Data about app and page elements
■ ■ ■ ■

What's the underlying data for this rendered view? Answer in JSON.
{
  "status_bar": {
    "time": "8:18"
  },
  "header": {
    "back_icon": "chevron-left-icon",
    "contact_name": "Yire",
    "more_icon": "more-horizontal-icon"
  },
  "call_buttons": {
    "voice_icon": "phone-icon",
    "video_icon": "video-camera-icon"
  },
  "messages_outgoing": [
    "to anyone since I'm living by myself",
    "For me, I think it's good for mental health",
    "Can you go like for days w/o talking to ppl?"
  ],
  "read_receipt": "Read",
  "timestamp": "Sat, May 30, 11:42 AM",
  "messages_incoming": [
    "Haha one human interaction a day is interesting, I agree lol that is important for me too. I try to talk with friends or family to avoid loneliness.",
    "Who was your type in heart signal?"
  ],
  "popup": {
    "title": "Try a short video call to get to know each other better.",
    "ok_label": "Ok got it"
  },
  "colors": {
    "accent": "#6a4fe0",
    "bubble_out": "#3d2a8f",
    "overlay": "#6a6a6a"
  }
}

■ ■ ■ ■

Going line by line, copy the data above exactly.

What's the underlying data for this rendered view? Answer in JSON.
{
  "status_bar": {
    "time": "8:18"
  },
  "header": {
    "back_icon": "chevron-left-icon",
    "contact_name": "Yire",
    "more_icon": "more-horizontal-icon"
  },
  "call_buttons": {
    "voice_icon": "phone-icon",
    "video_icon": "video-camera-icon"
  },
  "messages_outgoing": [
    "to anyone since I'm living by myself",
    "For me, I think it's good for mental health",
    "Can you go like for days w/o talking to ppl?"
  ],
  "read_receipt": "Read",
  "timestamp": "Sat, May 30, 11:42 AM",
  "messages_incoming": [
    "Haha one human interaction a day is interesting, I agree lol that is important for me too. I try to talk with friends or family to avoid loneliness.",
    "Who was your type in heart signal?"
  ],
  "popup": {
    "title": "Try a short video call to get to know each other better.",
    "ok_label": "Ok got it"
  },
  "colors": {
    "accent": "#6a4fe0",
    "bubble_out": "#3d2a8f",
    "overlay": "#6a6a6a"
  }
}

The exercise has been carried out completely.